• [EXERCISE AIM] Your answer must be the full set of entries, repeated exactly.

• [INFORMATION SHOWN]
────────────────────────────────────────

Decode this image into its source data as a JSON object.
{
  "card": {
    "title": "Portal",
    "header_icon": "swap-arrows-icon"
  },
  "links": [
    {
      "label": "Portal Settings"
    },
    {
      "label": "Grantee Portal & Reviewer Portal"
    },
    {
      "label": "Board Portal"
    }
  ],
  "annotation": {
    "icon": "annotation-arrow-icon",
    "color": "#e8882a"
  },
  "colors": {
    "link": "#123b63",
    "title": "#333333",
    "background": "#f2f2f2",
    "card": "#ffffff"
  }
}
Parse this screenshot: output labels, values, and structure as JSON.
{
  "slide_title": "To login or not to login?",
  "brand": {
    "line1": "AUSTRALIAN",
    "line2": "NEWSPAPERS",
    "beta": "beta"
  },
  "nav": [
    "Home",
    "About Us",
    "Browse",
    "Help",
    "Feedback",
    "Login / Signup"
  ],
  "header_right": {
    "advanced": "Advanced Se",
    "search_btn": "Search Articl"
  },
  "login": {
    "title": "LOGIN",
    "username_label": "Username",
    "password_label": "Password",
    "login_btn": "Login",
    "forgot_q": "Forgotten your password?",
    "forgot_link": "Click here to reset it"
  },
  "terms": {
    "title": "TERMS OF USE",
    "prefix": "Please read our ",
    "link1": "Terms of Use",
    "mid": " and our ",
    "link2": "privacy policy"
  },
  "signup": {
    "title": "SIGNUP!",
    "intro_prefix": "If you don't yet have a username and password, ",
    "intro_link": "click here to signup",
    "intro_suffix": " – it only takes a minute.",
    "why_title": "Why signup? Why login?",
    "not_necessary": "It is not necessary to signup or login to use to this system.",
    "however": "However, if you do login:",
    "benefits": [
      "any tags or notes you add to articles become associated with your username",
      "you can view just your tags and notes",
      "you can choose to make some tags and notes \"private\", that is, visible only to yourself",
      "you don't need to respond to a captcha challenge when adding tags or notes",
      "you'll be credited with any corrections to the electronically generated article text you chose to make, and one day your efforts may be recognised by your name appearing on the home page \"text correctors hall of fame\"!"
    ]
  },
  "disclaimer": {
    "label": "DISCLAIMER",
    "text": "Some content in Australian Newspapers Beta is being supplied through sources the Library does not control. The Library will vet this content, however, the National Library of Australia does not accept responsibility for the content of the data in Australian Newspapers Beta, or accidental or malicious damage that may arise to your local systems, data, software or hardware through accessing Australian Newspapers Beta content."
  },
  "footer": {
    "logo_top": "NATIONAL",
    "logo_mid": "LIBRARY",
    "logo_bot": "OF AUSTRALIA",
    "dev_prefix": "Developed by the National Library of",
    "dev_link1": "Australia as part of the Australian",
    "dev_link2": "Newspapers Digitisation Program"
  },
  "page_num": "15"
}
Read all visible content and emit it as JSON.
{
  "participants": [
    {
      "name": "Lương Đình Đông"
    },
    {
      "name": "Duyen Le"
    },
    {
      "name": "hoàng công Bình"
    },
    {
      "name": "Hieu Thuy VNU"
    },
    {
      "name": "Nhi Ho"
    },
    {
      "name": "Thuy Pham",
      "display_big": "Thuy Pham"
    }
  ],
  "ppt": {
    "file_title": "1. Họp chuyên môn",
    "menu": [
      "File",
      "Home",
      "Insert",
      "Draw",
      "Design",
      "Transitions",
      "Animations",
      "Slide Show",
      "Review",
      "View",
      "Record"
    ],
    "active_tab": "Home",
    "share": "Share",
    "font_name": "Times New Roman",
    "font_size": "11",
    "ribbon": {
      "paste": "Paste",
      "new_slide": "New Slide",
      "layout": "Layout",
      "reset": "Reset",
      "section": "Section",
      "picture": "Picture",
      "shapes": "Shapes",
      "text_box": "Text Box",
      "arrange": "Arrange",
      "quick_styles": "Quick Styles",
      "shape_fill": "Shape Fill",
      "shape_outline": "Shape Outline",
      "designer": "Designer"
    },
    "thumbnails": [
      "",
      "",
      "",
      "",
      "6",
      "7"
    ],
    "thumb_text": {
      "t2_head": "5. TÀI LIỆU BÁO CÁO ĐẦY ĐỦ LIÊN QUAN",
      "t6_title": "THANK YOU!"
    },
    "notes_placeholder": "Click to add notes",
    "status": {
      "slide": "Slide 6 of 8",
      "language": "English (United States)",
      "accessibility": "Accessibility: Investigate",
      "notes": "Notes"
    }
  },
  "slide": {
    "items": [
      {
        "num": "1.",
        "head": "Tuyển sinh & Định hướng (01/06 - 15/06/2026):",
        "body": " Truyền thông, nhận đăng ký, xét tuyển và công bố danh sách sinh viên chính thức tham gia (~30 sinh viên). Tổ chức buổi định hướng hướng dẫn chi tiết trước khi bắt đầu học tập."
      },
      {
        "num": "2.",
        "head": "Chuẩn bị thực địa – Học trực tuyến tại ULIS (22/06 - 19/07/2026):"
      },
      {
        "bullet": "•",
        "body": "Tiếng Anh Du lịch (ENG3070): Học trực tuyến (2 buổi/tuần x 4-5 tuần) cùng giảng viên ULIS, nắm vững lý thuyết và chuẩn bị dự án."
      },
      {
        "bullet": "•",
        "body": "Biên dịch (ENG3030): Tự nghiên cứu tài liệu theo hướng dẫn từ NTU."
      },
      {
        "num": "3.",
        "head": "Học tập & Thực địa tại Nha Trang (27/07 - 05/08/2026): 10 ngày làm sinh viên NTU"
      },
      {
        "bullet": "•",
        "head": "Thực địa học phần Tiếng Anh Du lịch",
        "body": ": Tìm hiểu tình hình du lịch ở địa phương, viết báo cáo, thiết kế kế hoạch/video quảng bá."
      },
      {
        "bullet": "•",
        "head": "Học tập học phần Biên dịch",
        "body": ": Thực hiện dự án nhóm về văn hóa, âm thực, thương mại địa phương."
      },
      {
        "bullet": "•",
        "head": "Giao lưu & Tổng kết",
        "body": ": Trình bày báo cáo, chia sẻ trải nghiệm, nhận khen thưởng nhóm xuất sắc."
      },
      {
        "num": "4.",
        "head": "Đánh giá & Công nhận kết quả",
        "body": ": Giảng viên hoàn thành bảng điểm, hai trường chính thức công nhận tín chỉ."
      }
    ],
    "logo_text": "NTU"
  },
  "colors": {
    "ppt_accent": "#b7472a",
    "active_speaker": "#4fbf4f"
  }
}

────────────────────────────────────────

• [ANSWER TO THE PROBLEM]
Decode this image into its source data as a JSON object.
{
  "card": {
    "title": "Portal",
    "header_icon": "swap-arrows-icon"
  },
  "links": [
    {
      "label": "Portal Settings"
    },
    {
      "label": "Grantee Portal & Reviewer Portal"
    },
    {
      "label": "Board Portal"
    }
  ],
  "annotation": {
    "icon": "annotation-arrow-icon",
    "color": "#e8882a"
  },
  "colors": {
    "link": "#123b63",
    "title": "#333333",
    "background": "#f2f2f2",
    "card": "#ffffff"
  }
}
Parse this screenshot: output labels, values, and structure as JSON.
{
  "slide_title": "To login or not to login?",
  "brand": {
    "line1": "AUSTRALIAN",
    "line2": "NEWSPAPERS",
    "beta": "beta"
  },
  "nav": [
    "Home",
    "About Us",
    "Browse",
    "Help",
    "Feedback",
    "Login / Signup"
  ],
  "header_right": {
    "advanced": "Advanced Se",
    "search_btn": "Search Articl"
  },
  "login": {
    "title": "LOGIN",
    "username_label": "Username",
    "password_label": "Password",
    "login_btn": "Login",
    "forgot_q": "Forgotten your password?",
    "forgot_link": "Click here to reset it"
  },
  "terms": {
    "title": "TERMS OF USE",
    "prefix": "Please read our ",
    "link1": "Terms of Use",
    "mid": " and our ",
    "link2": "privacy policy"
  },
  "signup": {
    "title": "SIGNUP!",
    "intro_prefix": "If you don't yet have a username and password, ",
    "intro_link": "click here to signup",
    "intro_suffix": " – it only takes a minute.",
    "why_title": "Why signup? Why login?",
    "not_necessary": "It is not necessary to signup or login to use to this system.",
    "however": "However, if you do login:",
    "benefits": [
      "any tags or notes you add to articles become associated with your username",
      "you can view just your tags and notes",
      "you can choose to make some tags and notes \"private\", that is, visible only to yourself",
      "you don't need to respond to a captcha challenge when adding tags or notes",
      "you'll be credited with any corrections to the electronically generated article text you chose to make, and one day your efforts may be recognised by your name appearing on the home page \"text correctors hall of fame\"!"
    ]
  },
  "disclaimer": {
    "label": "DISCLAIMER",
    "text": "Some content in Australian Newspapers Beta is being supplied through sources the Library does not control. The Library will vet this content, however, the National Library of Australia does not accept responsibility for the content of the data in Australian Newspapers Beta, or accidental or malicious damage that may arise to your local systems, data, software or hardware through accessing Australian Newspapers Beta content."
  },
  "footer": {
    "logo_top": "NATIONAL",
    "logo_mid": "LIBRARY",
    "logo_bot": "OF AUSTRALIA",
    "dev_prefix": "Developed by the National Library of",
    "dev_link1": "Australia as part of the Australian",
    "dev_link2": "Newspapers Digitisation Program"
  },
  "page_num": "15"
}
Read all visible content and emit it as JSON.
{
  "participants": [
    {
      "name": "Lương Đình Đông"
    },
    {
      "name": "Duyen Le"
    },
    {
      "name": "hoàng công Bình"
    },
    {
      "name": "Hieu Thuy VNU"
    },
    {
      "name": "Nhi Ho"
    },
    {
      "name": "Thuy Pham",
      "display_big": "Thuy Pham"
    }
  ],
  "ppt": {
    "file_title": "1. Họp chuyên môn",
    "menu": [
      "File",
      "Home",
      "Insert",
      "Draw",
      "Design",
      "Transitions",
      "Animations",
      "Slide Show",
      "Review",
      "View",
      "Record"
    ],
    "active_tab": "Home",
    "share": "Share",
    "font_name": "Times New Roman",
    "font_size": "11",
    "ribbon": {
      "paste": "Paste",
      "new_slide": "New Slide",
      "layout": "Layout",
      "reset": "Reset",
      "section": "Section",
      "picture": "Picture",
      "shapes": "Shapes",
      "text_box": "Text Box",
      "arrange": "Arrange",
      "quick_styles": "Quick Styles",
      "shape_fill": "Shape Fill",
      "shape_outline": "Shape Outline",
      "designer": "Designer"
    },
    "thumbnails": [
      "",
      "",
      "",
      "",
      "6",
      "7"
    ],
    "thumb_text": {
      "t2_head": "5. TÀI LIỆU BÁO CÁO ĐẦY ĐỦ LIÊN QUAN",
      "t6_title": "THANK YOU!"
    },
    "notes_placeholder": "Click to add notes",
    "status": {
      "slide": "Slide 6 of 8",
      "language": "English (United States)",
      "accessibility": "Accessibility: Investigate",
      "notes": "Notes"
    }
  },
  "slide": {
    "items": [
      {
        "num": "1.",
        "head": "Tuyển sinh & Định hướng (01/06 - 15/06/2026):",
        "body": " Truyền thông, nhận đăng ký, xét tuyển và công bố danh sách sinh viên chính thức tham gia (~30 sinh viên). Tổ chức buổi định hướng hướng dẫn chi tiết trước khi bắt đầu học tập."
      },
      {
        "num": "2.",
        "head": "Chuẩn bị thực địa – Học trực tuyến tại ULIS (22/06 - 19/07/2026):"
      },
      {
        "bullet": "•",
        "body": "Tiếng Anh Du lịch (ENG3070): Học trực tuyến (2 buổi/tuần x 4-5 tuần) cùng giảng viên ULIS, nắm vững lý thuyết và chuẩn bị dự án."
      },
      {
        "bullet": "•",
        "body": "Biên dịch (ENG3030): Tự nghiên cứu tài liệu theo hướng dẫn từ NTU."
      },
      {
        "num": "3.",
        "head": "Học tập & Thực địa tại Nha Trang (27/07 - 05/08/2026): 10 ngày làm sinh viên NTU"
      },
      {
        "bullet": "•",
        "head": "Thực địa học phần Tiếng Anh Du lịch",
        "body": ": Tìm hiểu tình hình du lịch ở địa phương, viết báo cáo, thiết kế kế hoạch/video quảng bá."
      },
      {
        "bullet": "•",
        "head": "Học tập học phần Biên dịch",
        "body": ": Thực hiện dự án nhóm về văn hóa, âm thực, thương mại địa phương."
      },
      {
        "bullet": "•",
        "head": "Giao lưu & Tổng kết",
        "body": ": Trình bày báo cáo, chia sẻ trải nghiệm, nhận khen thưởng nhóm xuất sắc."
      },
      {
        "num": "4.",
        "head": "Đánh giá & Công nhận kết quả",
        "body": ": Giảng viên hoàn thành bảng điểm, hai trường chính thức công nhận tín chỉ."
      }
    ],
    "logo_text": "NTU"
  },
  "colors": {
    "ppt_accent": "#b7472a",
    "active_speaker": "#4fbf4f"
  }
}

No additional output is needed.